Displaying 41-50 of 434 results for
Smart factory systems benefit from improved technologies, as well as proven applications.
Flexibility has come to automation, perhaps as never before. And for industries that require precision machining, assembly, and measurement, automation technologies have never been more available.
Constant refinement of medical machining from tooling design to finished product requires not only the ability to handle a broad range of plastic and metal materials but also to achieve predictable results—particularly in the face of strict regulations.
When making over-the-counter and prescription soft-gel products, the dosage that fills each gel cap must be precise. It follows, then, that the system for metering the amount of formulation demands the same exacting level of precision. Such is the requirement at leading contract manufacturers of nutritional and pharmaceutical soft-gel products. To keep their metering pumps and production equipment accurate and reliable, they look to Progressive Tool & Manufacturing Inc. (Greensboro, NC).
My instincts tell me we need a sense of urgency around the use of artificial intelligence (AI) in manufacturing. The urgency is driven by how quickly technology can move today, and how an unexpected breakthrough can quickly dominate.
DMG Mori (Hoffman Estates, IL) delivers manufacturing technologies to aerospace OEMs and production shops supported by a package of CAD/CAM/CNC hardware, software, and engineering services from Siemens Industry Inc. (Elk Grove Village, IL) for aerospace machining. A long-time partner with Siemens, DMG Mori builds a variety of conventional chip-cutting and ultrasonic machining centers.
New systems, software and processes are replacing so-called islands of automation with seamless, automated manufacturing lines that boost overall equipment effectiveness (OEE) from 30 to 80% or more.
In the near absence of academic programs to teach undergraduate engineering students additive manufacturing, a California-based startup has stepped in to help fill the void through internships.
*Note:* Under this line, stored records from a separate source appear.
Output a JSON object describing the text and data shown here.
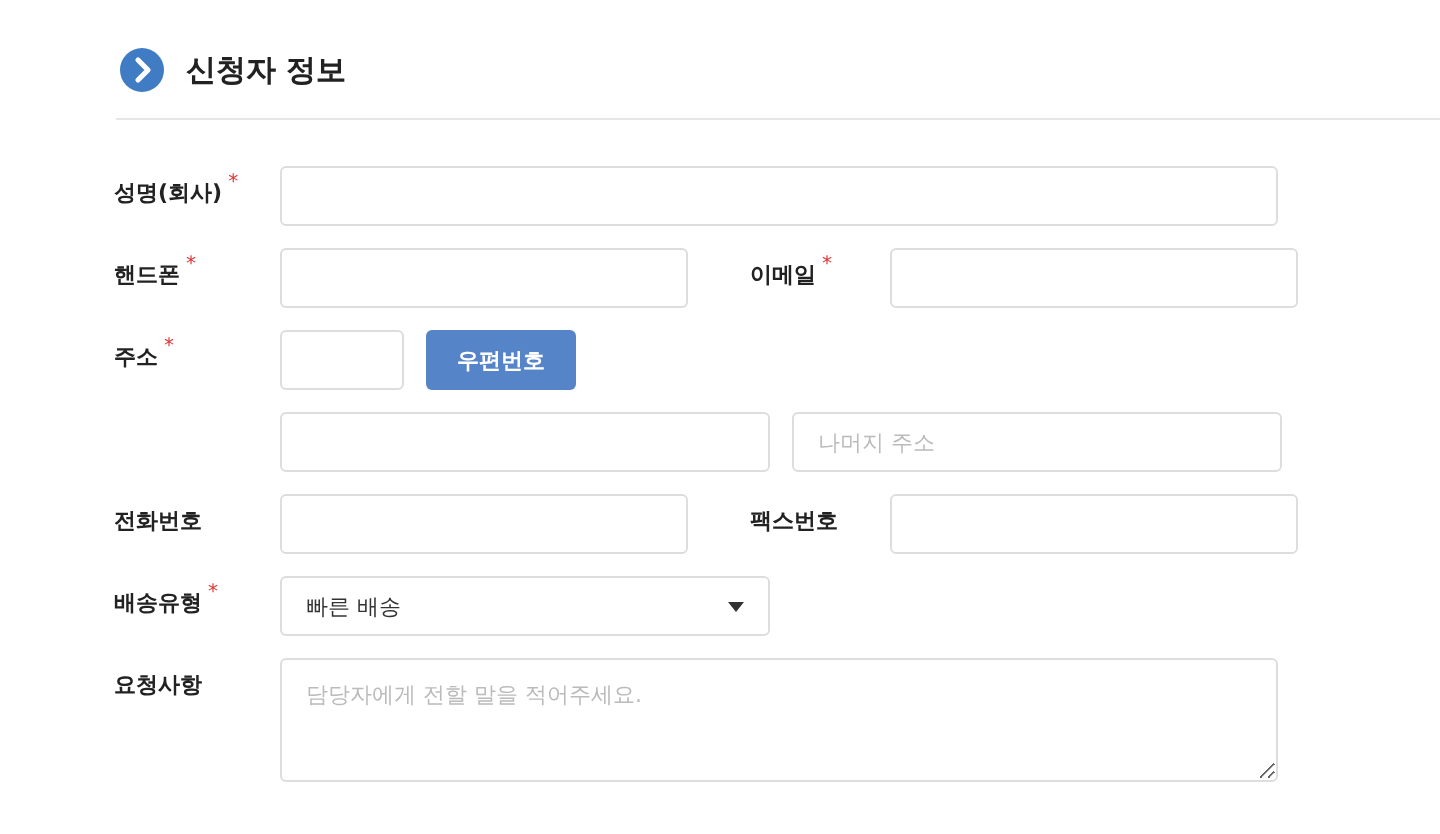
{
  "header": {
    "title": "신청자 정보"
  },
  "rows": [
    {
      "kind": "full",
      "label": "성명(회사)",
      "mark": "*"
    },
    {
      "kind": "pair",
      "label": "핸드폰",
      "mark": "*",
      "label_2": "이메일",
      "mark_2": "*"
    },
    {
      "kind": "zip",
      "label": "주소",
      "mark": "*",
      "button": "우편번호"
    },
    {
      "kind": "address",
      "placeholder_2": "나머지 주소"
    },
    {
      "kind": "pair",
      "label": "전화번호",
      "label_2": "팩스번호"
    },
    {
      "kind": "select",
      "label": "배송유형",
      "mark": "*",
      "value": "빠른 배송"
    },
    {
      "kind": "textarea",
      "label": "요청사항",
      "placeholder": "담당자에게 전할 말을 적어주세요."
    }
  ]
}
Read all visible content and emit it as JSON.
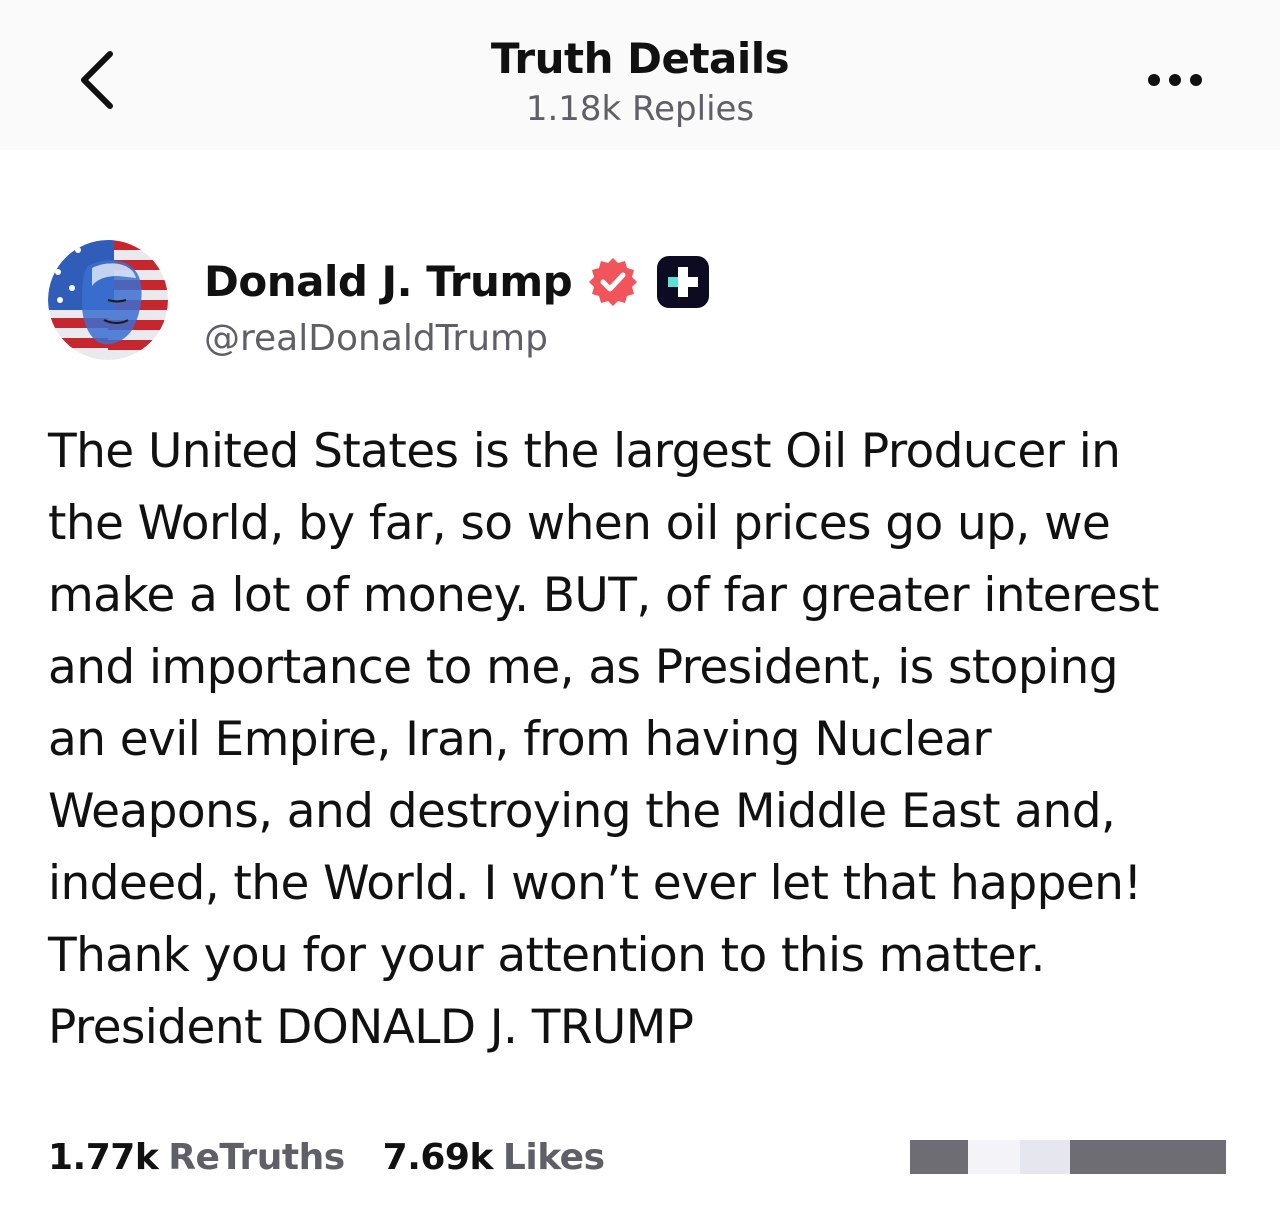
{
  "header": {
    "title": "Truth Details",
    "replies": "1.18k Replies",
    "back_icon": "chevron-left-icon",
    "more_icon": "more-horizontal-icon"
  },
  "author": {
    "name": "Donald J. Trump",
    "handle": "@realDonaldTrump",
    "verified_icon": "verified-badge-icon",
    "verified_color": "#f2545b",
    "plus_icon": "plus-badge-icon"
  },
  "post": {
    "lines": [
      "The United States is the largest Oil Producer in",
      "the World, by far, so when oil prices go up, we",
      "make a lot of money. BUT, of far greater interest",
      "and importance to me, as President, is stoping",
      "an evil Empire, Iran, from having Nuclear",
      "Weapons, and destroying the Middle East and,",
      "indeed, the World. I won’t ever let that happen!",
      "Thank you for your attention to this matter.",
      "President DONALD J. TRUMP"
    ]
  },
  "stats": {
    "retruths_count": "1.77k",
    "retruths_label": "ReTruths",
    "likes_count": "7.69k",
    "likes_label": "Likes"
  },
  "colors": {
    "text": "#111111",
    "muted": "#5f5f67",
    "header_bg": "#fafafa"
  }
}
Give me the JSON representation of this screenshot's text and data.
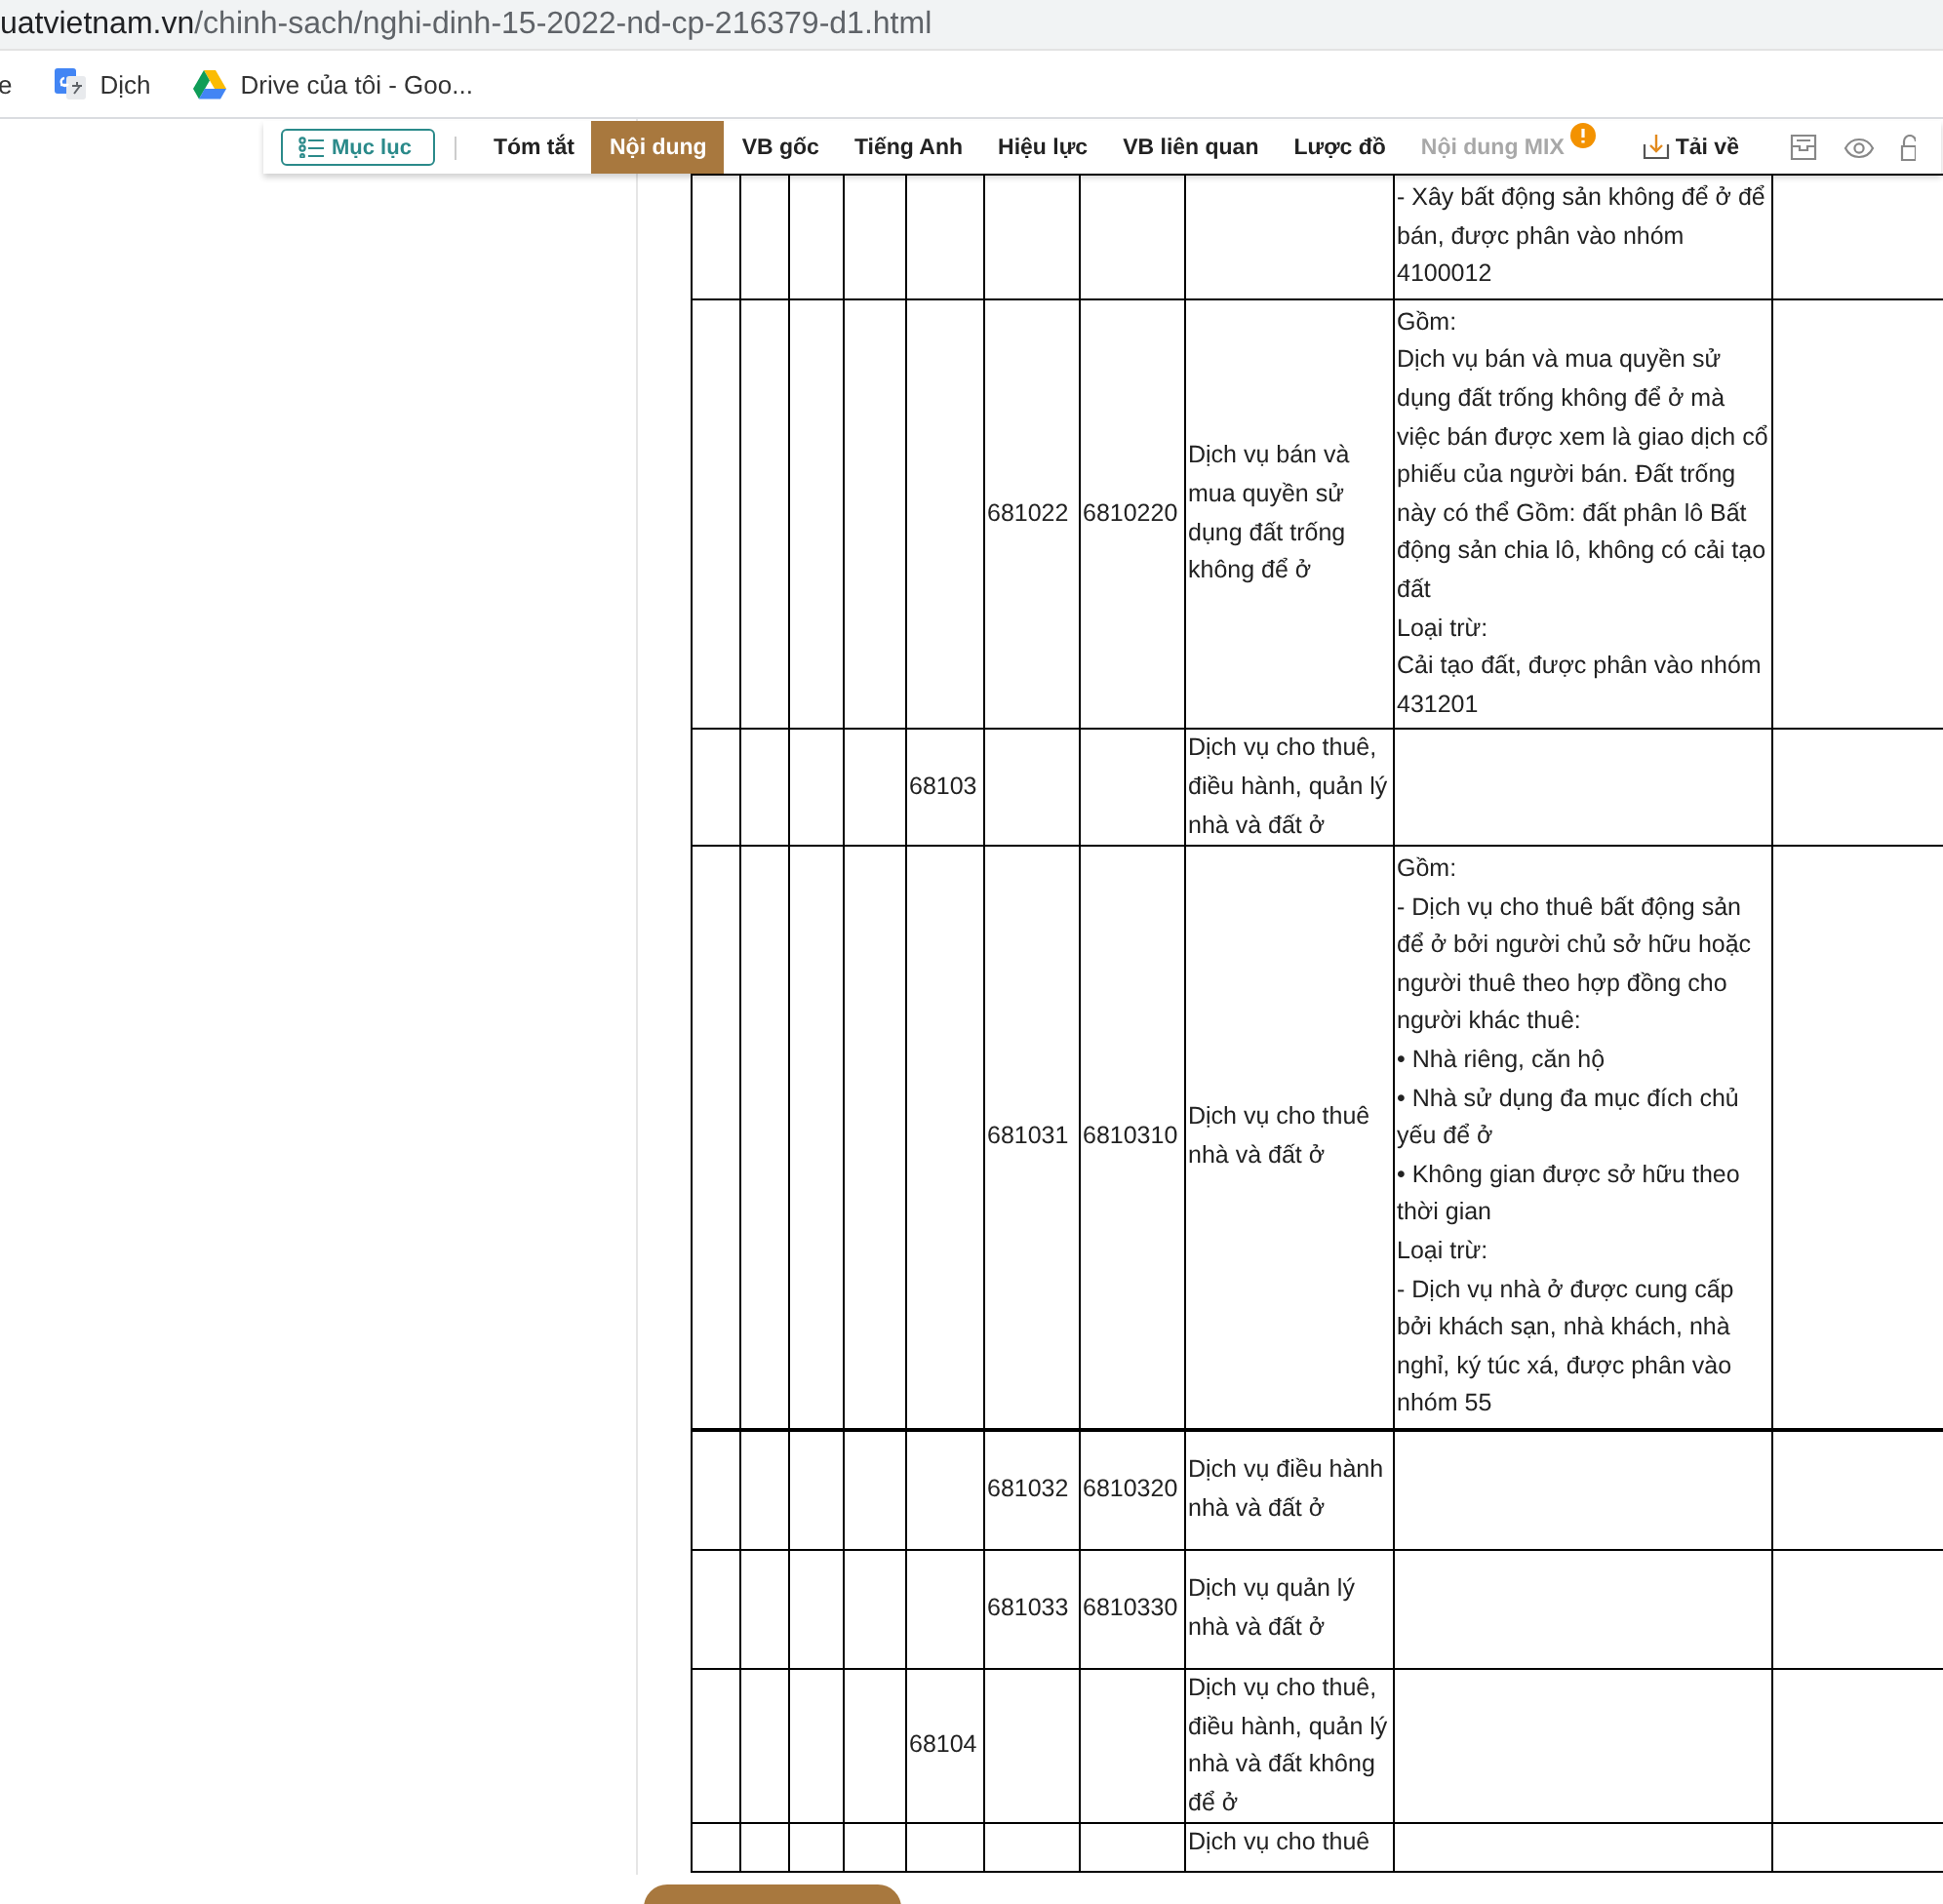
{
  "address_bar": {
    "host": "uatvietnam.vn",
    "path": "/chinh-sach/nghi-dinh-15-2022-nd-cp-216379-d1.html"
  },
  "bookmarks": [
    {
      "kind": "plain",
      "label": "e"
    },
    {
      "kind": "translate",
      "label": "Dịch"
    },
    {
      "kind": "drive",
      "label": "Drive của tôi - Goo..."
    }
  ],
  "toolbar": {
    "toc_button": "Mục lục",
    "tabs": [
      {
        "label": "Tóm tắt",
        "selected": false,
        "disabled": false
      },
      {
        "label": "Nội dung",
        "selected": true,
        "disabled": false
      },
      {
        "label": "VB gốc",
        "selected": false,
        "disabled": false
      },
      {
        "label": "Tiếng Anh",
        "selected": false,
        "disabled": false
      },
      {
        "label": "Hiệu lực",
        "selected": false,
        "disabled": false
      },
      {
        "label": "VB liên quan",
        "selected": false,
        "disabled": false
      },
      {
        "label": "Lược đồ",
        "selected": false,
        "disabled": false
      },
      {
        "label": "Nội dung MIX",
        "selected": false,
        "disabled": true,
        "badge": true
      }
    ],
    "download": "Tải về"
  },
  "table": {
    "rows": [
      {
        "column_9": [
          "- Xây bất động sản không để ở để bán, được phân vào nhóm 4100012"
        ]
      },
      {
        "column_6": "681022",
        "column_7": "6810220",
        "column_8": "Dịch vụ bán và mua quyền sử dụng đất trống không để ở",
        "column_9": [
          "Gồm:",
          "Dịch vụ bán và mua quyền sử dụng đất trống không để ở mà việc bán được xem là giao dịch cổ phiếu của người bán. Đất trống này có thể Gồm: đất phân lô Bất động sản chia lô, không có cải tạo đất",
          "Loại trừ:",
          "Cải tạo đất, được phân vào nhóm 431201"
        ]
      },
      {
        "column_5": "68103",
        "column_8": "Dịch vụ cho thuê, điều hành, quản lý nhà và đất ở"
      },
      {
        "column_6": "681031",
        "column_7": "6810310",
        "column_8": "Dịch vụ cho thuê nhà và đất ở",
        "column_9": [
          "Gồm:",
          "- Dịch vụ cho thuê bất động sản để ở bởi người chủ sở hữu hoặc người thuê theo hợp đồng cho người khác thuê:",
          "• Nhà riêng, căn hộ",
          "• Nhà sử dụng đa mục đích chủ yếu để ở",
          "• Không gian được sở hữu theo thời gian",
          "Loại trừ:",
          "- Dịch vụ nhà ở được cung cấp bởi khách sạn, nhà khách, nhà nghỉ, ký túc xá, được phân vào nhóm 55"
        ]
      },
      {
        "column_6": "681032",
        "column_7": "6810320",
        "column_8": "Dịch vụ điều hành nhà và đất ở"
      },
      {
        "column_6": "681033",
        "column_7": "6810330",
        "column_8": "Dịch vụ quản lý nhà và đất ở"
      },
      {
        "column_5": "68104",
        "column_8": "Dịch vụ cho thuê, điều hành, quản lý nhà và đất không để ở"
      },
      {
        "column_8": "Dịch vụ cho thuê"
      }
    ]
  }
}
Smart manufacturing is about making the best decisions in the shortest time possible based on the most accurate real-time data—whether those decisions are made by people, machines or cyber-physical systems.